## Task goal
The response must contain every line from the records below that has "rating".

## Recorded information

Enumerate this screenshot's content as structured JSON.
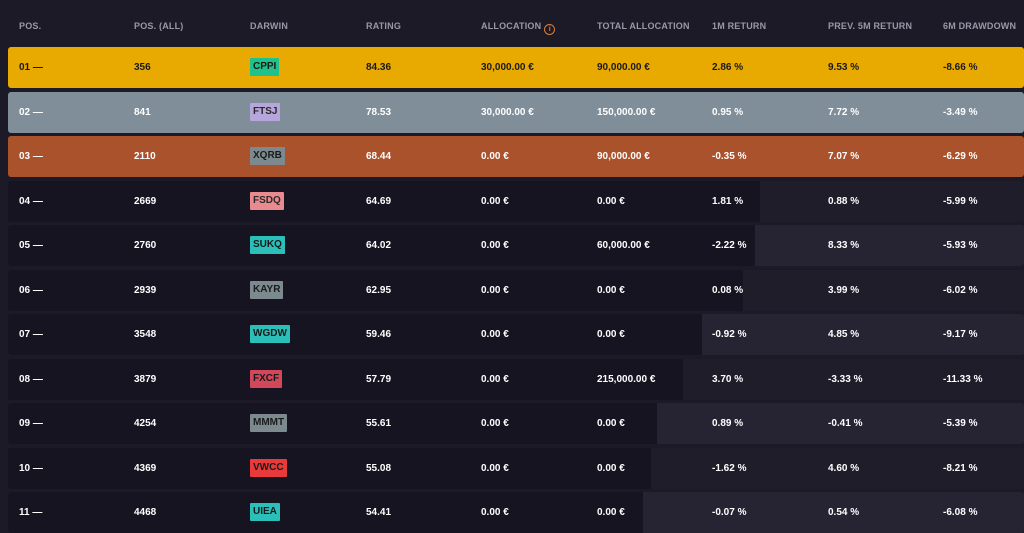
{
  "header": {
    "pos": "POS.",
    "pos_all": "POS. (ALL)",
    "darwin": "DARWIN",
    "rating": "RATING",
    "allocation": "ALLOCATION",
    "total_allocation": "TOTAL ALLOCATION",
    "return_1m": "1M RETURN",
    "prev_return_5m": "PREV. 5M RETURN",
    "drawdown_6m": "6M DRAWDOWN"
  },
  "rows": [
    {
      "pos": "01 —",
      "pos_all": "356",
      "darwin": "CPPI",
      "darwin_color": "#1fc28a",
      "darwin_text_color": "#1a1a1a",
      "rating": "84.36",
      "allocation": "30,000.00 €",
      "total_allocation": "90,000.00 €",
      "return_1m": "2.86 %",
      "prev_return_5m": "9.53 %",
      "drawdown_6m": "-8.66 %",
      "highlight": "#e8a900",
      "text_color": "#1a1a1a"
    },
    {
      "pos": "02 —",
      "pos_all": "841",
      "darwin": "FTSJ",
      "darwin_color": "#b7a6dc",
      "darwin_text_color": "#2a2a2a",
      "rating": "78.53",
      "allocation": "30,000.00 €",
      "total_allocation": "150,000.00 €",
      "return_1m": "0.95 %",
      "prev_return_5m": "7.72 %",
      "drawdown_6m": "-3.49 %",
      "highlight": "#7f8e99",
      "text_color": "#ffffff"
    },
    {
      "pos": "03 —",
      "pos_all": "2110",
      "darwin": "XQRB",
      "darwin_color": "#7c8a8f",
      "darwin_text_color": "#1a1a1a",
      "rating": "68.44",
      "allocation": "0.00 €",
      "total_allocation": "90,000.00 €",
      "return_1m": "-0.35 %",
      "prev_return_5m": "7.07 %",
      "drawdown_6m": "-6.29 %",
      "highlight": "#a9522c",
      "text_color": "#ffffff"
    },
    {
      "pos": "04 —",
      "pos_all": "2669",
      "darwin": "FSDQ",
      "darwin_color": "#e88a8e",
      "darwin_text_color": "#2a2a2a",
      "rating": "64.69",
      "allocation": "0.00 €",
      "total_allocation": "0.00 €",
      "return_1m": "1.81 %",
      "prev_return_5m": "0.88 %",
      "drawdown_6m": "-5.99 %",
      "shade_fraction": 0.74,
      "text_color": "#ffffff"
    },
    {
      "pos": "05 —",
      "pos_all": "2760",
      "darwin": "SUKQ",
      "darwin_color": "#2abfb8",
      "darwin_text_color": "#1a1a1a",
      "rating": "64.02",
      "allocation": "0.00 €",
      "total_allocation": "60,000.00 €",
      "return_1m": "-2.22 %",
      "prev_return_5m": "8.33 %",
      "drawdown_6m": "-5.93 %",
      "shade_fraction": 0.735,
      "text_color": "#ffffff"
    },
    {
      "pos": "06 —",
      "pos_all": "2939",
      "darwin": "KAYR",
      "darwin_color": "#7c8a8f",
      "darwin_text_color": "#1a1a1a",
      "rating": "62.95",
      "allocation": "0.00 €",
      "total_allocation": "0.00 €",
      "return_1m": "0.08 %",
      "prev_return_5m": "3.99 %",
      "drawdown_6m": "-6.02 %",
      "shade_fraction": 0.723,
      "text_color": "#ffffff"
    },
    {
      "pos": "07 —",
      "pos_all": "3548",
      "darwin": "WGDW",
      "darwin_color": "#2abfb8",
      "darwin_text_color": "#1a1a1a",
      "rating": "59.46",
      "allocation": "0.00 €",
      "total_allocation": "0.00 €",
      "return_1m": "-0.92 %",
      "prev_return_5m": "4.85 %",
      "drawdown_6m": "-9.17 %",
      "shade_fraction": 0.683,
      "text_color": "#ffffff"
    },
    {
      "pos": "08 —",
      "pos_all": "3879",
      "darwin": "FXCF",
      "darwin_color": "#d2475a",
      "darwin_text_color": "#1a1a1a",
      "rating": "57.79",
      "allocation": "0.00 €",
      "total_allocation": "215,000.00 €",
      "return_1m": "3.70 %",
      "prev_return_5m": "-3.33 %",
      "drawdown_6m": "-11.33 %",
      "shade_fraction": 0.664,
      "text_color": "#ffffff"
    },
    {
      "pos": "09 —",
      "pos_all": "4254",
      "darwin": "MMMT",
      "darwin_color": "#7c8a8f",
      "darwin_text_color": "#1a1a1a",
      "rating": "55.61",
      "allocation": "0.00 €",
      "total_allocation": "0.00 €",
      "return_1m": "0.89 %",
      "prev_return_5m": "-0.41 %",
      "drawdown_6m": "-5.39 %",
      "shade_fraction": 0.639,
      "text_color": "#ffffff"
    },
    {
      "pos": "10 —",
      "pos_all": "4369",
      "darwin": "VWCC",
      "darwin_color": "#e83a3a",
      "darwin_text_color": "#1a1a1a",
      "rating": "55.08",
      "allocation": "0.00 €",
      "total_allocation": "0.00 €",
      "return_1m": "-1.62 %",
      "prev_return_5m": "4.60 %",
      "drawdown_6m": "-8.21 %",
      "shade_fraction": 0.633,
      "text_color": "#ffffff"
    },
    {
      "pos": "11 —",
      "pos_all": "4468",
      "darwin": "UIEA",
      "darwin_color": "#2abfb8",
      "darwin_text_color": "#1a1a1a",
      "rating": "54.41",
      "allocation": "0.00 €",
      "total_allocation": "0.00 €",
      "return_1m": "-0.07 %",
      "prev_return_5m": "0.54 %",
      "drawdown_6m": "-6.08 %",
      "shade_fraction": 0.625,
      "text_color": "#ffffff"
    }
  ]
}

## Answer for the task
    "rating": "RATING",
      "rating": "84.36",
      "rating": "78.53",
      "rating": "68.44",
      "rating": "64.69",
      "rating": "64.02",
      "rating": "62.95",
      "rating": "59.46",
      "rating": "57.79",
      "rating": "55.61",
      "rating": "55.08",
      "rating": "54.41",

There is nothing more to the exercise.